Web page and app entries:

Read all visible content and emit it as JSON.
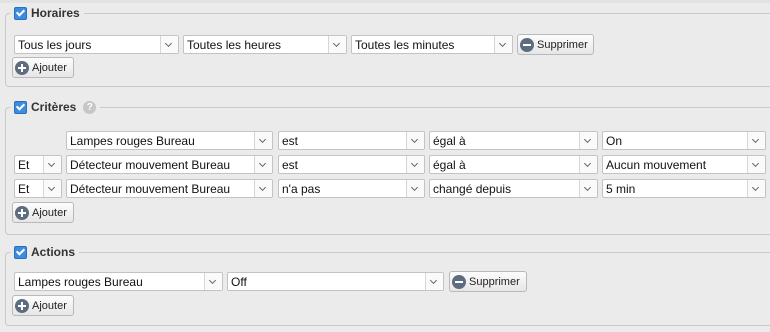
{
  "sections": {
    "horaires": {
      "title": "Horaires",
      "day": "Tous les jours",
      "hours": "Toutes les heures",
      "minutes": "Toutes les minutes",
      "remove_label": "Supprimer",
      "add_label": "Ajouter"
    },
    "criteres": {
      "title": "Critères",
      "help": "?",
      "rows": [
        {
          "conj": "",
          "device": "Lampes rouges Bureau",
          "verb": "est",
          "op": "égal à",
          "value": "On"
        },
        {
          "conj": "Et",
          "device": "Détecteur mouvement Bureau",
          "verb": "est",
          "op": "égal à",
          "value": "Aucun mouvement"
        },
        {
          "conj": "Et",
          "device": "Détecteur mouvement Bureau",
          "verb": "n'a pas",
          "op": "changé depuis",
          "value": "5 min"
        }
      ],
      "add_label": "Ajouter"
    },
    "actions": {
      "title": "Actions",
      "device": "Lampes rouges Bureau",
      "value": "Off",
      "remove_label": "Supprimer",
      "add_label": "Ajouter"
    }
  }
}
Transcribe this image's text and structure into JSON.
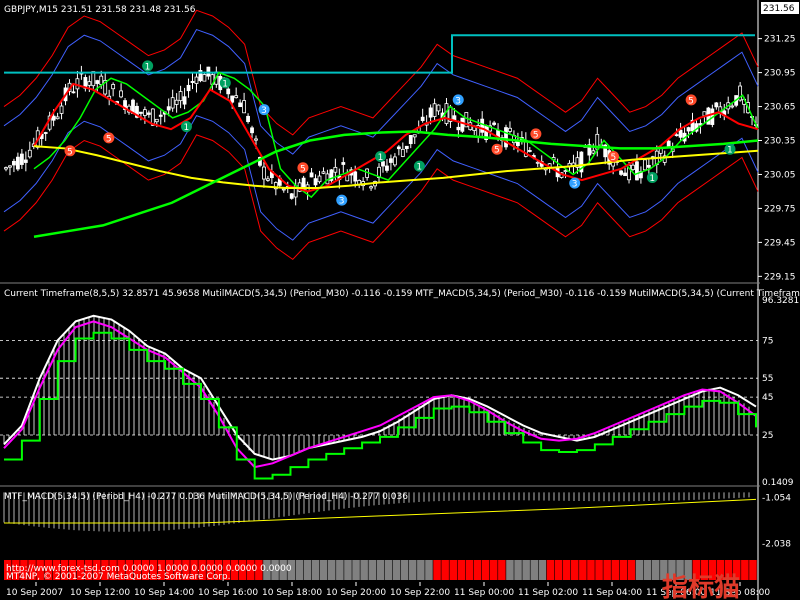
{
  "chart_data": [
    {
      "type": "line",
      "title": "GBPJPY,M15  231.51 231.58 231.48 231.56",
      "price_tag": "231.56",
      "ylim": [
        229.1,
        231.45
      ],
      "yticks": [
        "231.25",
        "230.95",
        "230.65",
        "230.35",
        "230.05",
        "229.75",
        "229.45",
        "229.15"
      ],
      "xticks": [
        "10 Sep 2007",
        "10 Sep 12:00",
        "10 Sep 14:00",
        "10 Sep 16:00",
        "10 Sep 18:00",
        "10 Sep 20:00",
        "10 Sep 22:00",
        "11 Sep 00:00",
        "11 Sep 02:00",
        "11 Sep 04:00",
        "11 Sep 06:00",
        "11 Sep 08:00"
      ],
      "x": [
        0,
        4,
        8,
        12,
        16,
        20,
        24,
        28,
        32,
        36,
        40,
        44,
        48,
        52,
        56,
        60,
        64,
        68,
        72,
        76,
        80,
        84,
        88,
        92,
        96,
        100,
        104,
        108,
        112,
        116,
        120,
        124,
        128,
        132,
        136,
        140,
        144,
        148,
        152,
        156,
        160,
        164,
        168,
        172,
        176,
        180,
        184,
        188
      ],
      "series": [
        {
          "values": [
            230.1,
            230.2,
            230.35,
            230.55,
            230.8,
            230.9,
            230.85,
            230.75,
            230.65,
            230.55,
            230.6,
            230.7,
            230.95,
            230.9,
            230.8,
            230.65,
            230.1,
            229.95,
            229.85,
            230.0,
            230.05,
            230.1,
            230.05,
            230.0,
            230.15,
            230.3,
            230.45,
            230.65,
            230.55,
            230.5,
            230.45,
            230.4,
            230.35,
            230.25,
            230.15,
            230.05,
            230.15,
            230.35,
            230.2,
            230.05,
            230.1,
            230.2,
            230.35,
            230.45,
            230.55,
            230.65,
            230.75,
            230.45
          ]
        },
        {
          "values": [
            230.3,
            230.6,
            230.85,
            230.8,
            230.7,
            230.6,
            230.5,
            230.45,
            230.55,
            230.8,
            230.7,
            230.4,
            230.1,
            229.95,
            229.9,
            229.95,
            230.05,
            230.15,
            230.25,
            230.4,
            230.5,
            230.55,
            230.5,
            230.45,
            230.35,
            230.25,
            230.15,
            230.05,
            230.0,
            230.05,
            230.1,
            230.2,
            230.3,
            230.45,
            230.55,
            230.6,
            230.5,
            230.45
          ]
        },
        {
          "values": [
            230.3,
            230.28,
            230.22,
            230.15,
            230.08,
            230.02,
            229.98,
            229.95,
            229.93,
            229.93,
            229.95,
            229.98,
            230.0,
            230.02,
            230.05,
            230.08,
            230.1,
            230.12,
            230.15,
            230.18,
            230.2,
            230.22,
            230.24,
            230.26
          ]
        },
        {
          "values": [
            229.5,
            229.55,
            229.6,
            229.7,
            229.8,
            229.95,
            230.1,
            230.25,
            230.35,
            230.4,
            230.42,
            230.43,
            230.4,
            230.38,
            230.35,
            230.32,
            230.3,
            230.28,
            230.28,
            230.3,
            230.32,
            230.35
          ]
        }
      ],
      "signals": [
        "5",
        "5",
        "1",
        "1",
        "1",
        "3",
        "5",
        "3",
        "1",
        "1",
        "3",
        "5",
        "5",
        "3",
        "5",
        "1",
        "5",
        "1"
      ]
    },
    {
      "type": "line",
      "label": "Current Timeframe(8,5,5) 32.8571 45.9658  MutilMACD(5,34,5) (Period_M30) -0.116 -0.159  MTF_MACD(5,34,5) (Period_M30) -0.116 -0.159  MutilMACD(5,34,5) (Current Timeframe",
      "ylim": [
        0.1409,
        96.3281
      ],
      "yticks": [
        "96.3281",
        "75",
        "55",
        "45",
        "25",
        "0.1409"
      ],
      "series": [
        {
          "values": [
            20,
            30,
            55,
            75,
            85,
            88,
            86,
            80,
            72,
            68,
            60,
            55,
            40,
            25,
            15,
            12,
            14,
            18,
            20,
            22,
            24,
            27,
            32,
            38,
            44,
            46,
            44,
            40,
            35,
            30,
            26,
            24,
            22,
            24,
            28,
            32,
            36,
            40,
            44,
            48,
            50,
            46,
            40
          ]
        },
        {
          "values": [
            18,
            28,
            50,
            70,
            82,
            85,
            82,
            76,
            70,
            66,
            58,
            50,
            35,
            18,
            8,
            10,
            14,
            18,
            21,
            24,
            27,
            30,
            35,
            40,
            45,
            46,
            43,
            38,
            32,
            27,
            23,
            22,
            23,
            26,
            30,
            34,
            38,
            42,
            46,
            49,
            48,
            42,
            35
          ]
        }
      ]
    },
    {
      "type": "bar",
      "label": "MTF_MACD(5,34,5) (Period_H4) -0.277 0.036  MutilMACD(5,34,5) (Period_H4) -0.277 0.036",
      "yticks": [
        "-1.054",
        "-2.038"
      ],
      "ylim": [
        -2.3,
        -0.9
      ]
    }
  ],
  "footer": {
    "link": "http://www.forex-tsd.com  0.0000  1.0000  0.0000  0.0000  0.0000",
    "copyright": "MT4NP, © 2001-2007 MetaQuotes Software Corp."
  },
  "watermark": "指标猫",
  "colors": {
    "background": "#000000",
    "grid": "#ffffff",
    "yellow": "#ffff00",
    "green": "#00ff00",
    "magenta": "#ff00ff",
    "red": "#ff0000",
    "blue": "#0000ff",
    "white": "#ffffff",
    "teal": "#00c0c0"
  }
}
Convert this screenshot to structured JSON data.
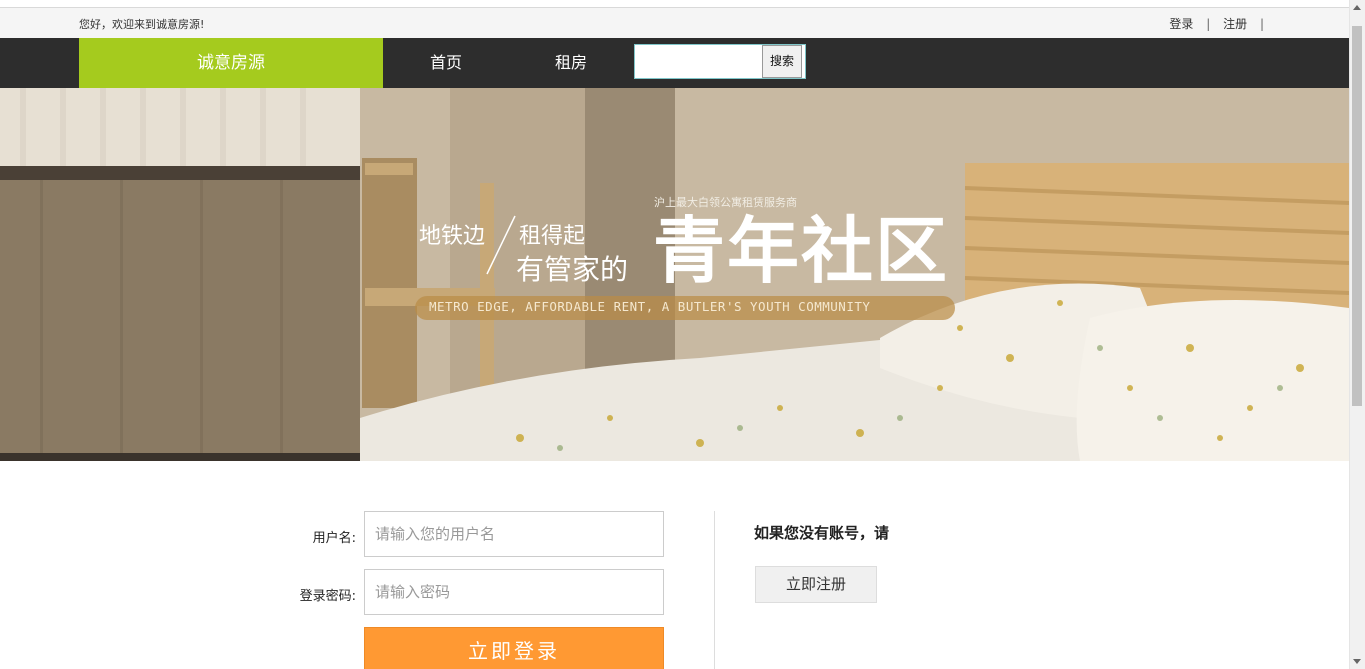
{
  "topbar": {
    "welcome": "您好，欢迎来到诚意房源!",
    "login_link": "登录",
    "register_link": "注册",
    "separator": "|"
  },
  "navbar": {
    "brand": "诚意房源",
    "items": [
      {
        "label": "首页"
      },
      {
        "label": "租房"
      }
    ],
    "search": {
      "placeholder": "",
      "button": "搜索"
    }
  },
  "hero": {
    "subtitle": "沪上最大白领公寓租赁服务商",
    "line1_left": "地铁边",
    "line1_right": "租得起",
    "line2": "有管家的",
    "headline": "青年社区",
    "english": "METRO EDGE, AFFORDABLE RENT, A BUTLER'S YOUTH COMMUNITY"
  },
  "login": {
    "username_label": "用户名:",
    "username_placeholder": "请输入您的用户名",
    "password_label": "登录密码:",
    "password_placeholder": "请输入密码",
    "submit": "立即登录"
  },
  "register": {
    "prompt": "如果您没有账号，请",
    "button": "立即注册"
  },
  "colors": {
    "brand_green": "#a5cb1e",
    "nav_dark": "#2d2d2d",
    "login_orange": "#ff9933"
  }
}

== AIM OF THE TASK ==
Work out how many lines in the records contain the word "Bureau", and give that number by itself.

== ANSWER SPACE ==
4